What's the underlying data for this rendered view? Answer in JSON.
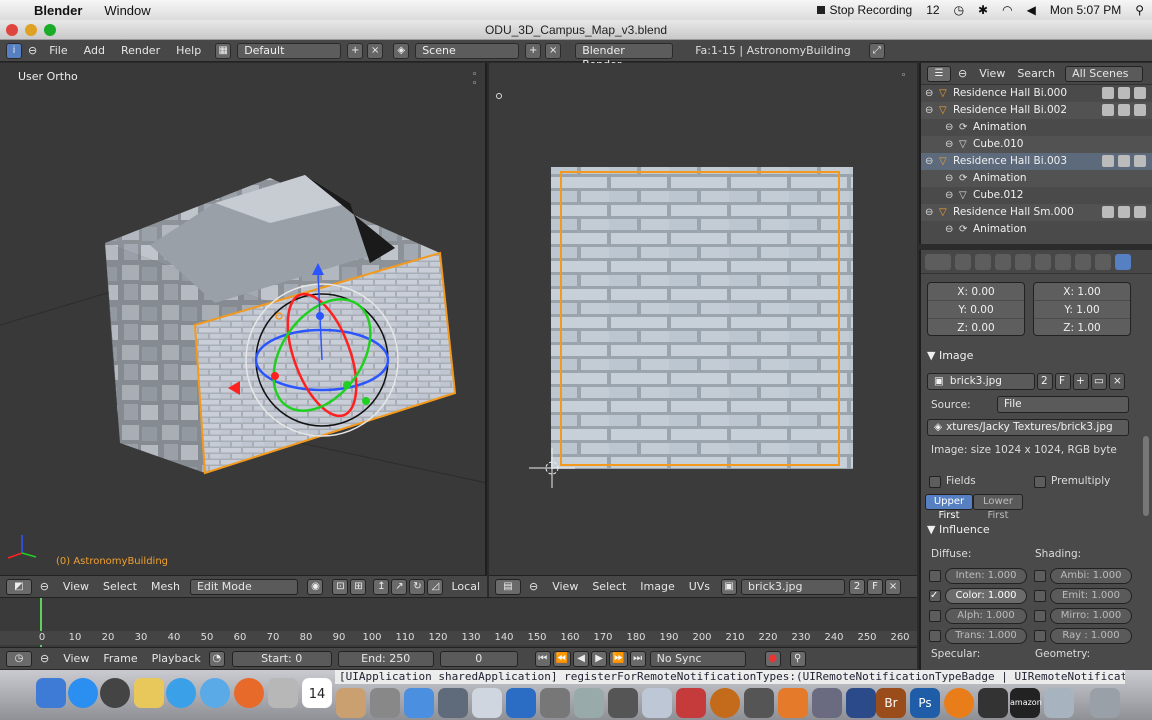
{
  "mac": {
    "app": "Blender",
    "menus": [
      "Window"
    ],
    "recording": "Stop Recording",
    "num": "12",
    "clock": "Mon 5:07 PM"
  },
  "window": {
    "title": "ODU_3D_Campus_Map_v3.blend"
  },
  "info": {
    "menus": [
      "File",
      "Add",
      "Render",
      "Help"
    ],
    "layout": "Default",
    "scene": "Scene",
    "engine": "Blender Render",
    "stats": "Fa:1-15 | AstronomyBuilding"
  },
  "view3d": {
    "label": "User Ortho",
    "object": "(0) AstronomyBuilding",
    "menus": [
      "View",
      "Select",
      "Mesh"
    ],
    "mode": "Edit Mode",
    "orientation": "Local"
  },
  "uv": {
    "menus": [
      "View",
      "Select",
      "Image",
      "UVs"
    ],
    "image": "brick3.jpg",
    "users": "2",
    "fake": "F"
  },
  "timeline": {
    "menus": [
      "View",
      "Frame",
      "Playback"
    ],
    "start": "Start: 0",
    "end": "End: 250",
    "current": "0",
    "sync": "No Sync",
    "ticks": [
      "0",
      "10",
      "20",
      "30",
      "40",
      "50",
      "60",
      "70",
      "80",
      "90",
      "100",
      "110",
      "120",
      "130",
      "140",
      "150",
      "160",
      "170",
      "180",
      "190",
      "200",
      "210",
      "220",
      "230",
      "240",
      "250",
      "260"
    ]
  },
  "outliner": {
    "menus": [
      "View",
      "Search"
    ],
    "filter": "All Scenes",
    "rows": [
      {
        "label": "Residence Hall Bi.000",
        "indent": 1,
        "type": "object"
      },
      {
        "label": "Residence Hall Bi.002",
        "indent": 1,
        "type": "object"
      },
      {
        "label": "Animation",
        "indent": 2,
        "type": "anim"
      },
      {
        "label": "Cube.010",
        "indent": 2,
        "type": "mesh"
      },
      {
        "label": "Residence Hall Bi.003",
        "indent": 1,
        "type": "object"
      },
      {
        "label": "Animation",
        "indent": 2,
        "type": "anim"
      },
      {
        "label": "Cube.012",
        "indent": 2,
        "type": "mesh"
      },
      {
        "label": "Residence Hall Sm.000",
        "indent": 1,
        "type": "object"
      },
      {
        "label": "Animation",
        "indent": 2,
        "type": "anim"
      }
    ]
  },
  "props": {
    "offset": [
      "X: 0.00",
      "Y: 0.00",
      "Z: 0.00"
    ],
    "size": [
      "X: 1.00",
      "Y: 1.00",
      "Z: 1.00"
    ],
    "image_section": "Image",
    "image_name": "brick3.jpg",
    "image_users": "2",
    "image_fake": "F",
    "source_label": "Source:",
    "source_value": "File",
    "filepath": "xtures/Jacky Textures/brick3.jpg",
    "image_info": "Image: size 1024 x 1024, RGB byte",
    "fields": "Fields",
    "premultiply": "Premultiply",
    "upper_first": "Upper First",
    "lower_first": "Lower First",
    "influence": "Influence",
    "diffuse": "Diffuse:",
    "shading": "Shading:",
    "inf_left": [
      "Inten: 1.000",
      "Color: 1.000",
      "Alph: 1.000",
      "Trans: 1.000"
    ],
    "inf_right": [
      "Ambi: 1.000",
      "Emit: 1.000",
      "Mirro: 1.000",
      "Ray : 1.000"
    ],
    "specular": "Specular:",
    "geometry": "Geometry:"
  },
  "dock": {
    "terminal": "[UIApplication sharedApplication] registerForRemoteNotificationTypes:(UIRemoteNotificationTypeBadge | UIRemoteNotification",
    "calendar": "14",
    "amazon": "amazon"
  }
}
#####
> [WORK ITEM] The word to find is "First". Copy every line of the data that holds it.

> [RESULT FOR THIS TASK]
    "upper_first": "Upper First",
    "lower_first": "Lower First",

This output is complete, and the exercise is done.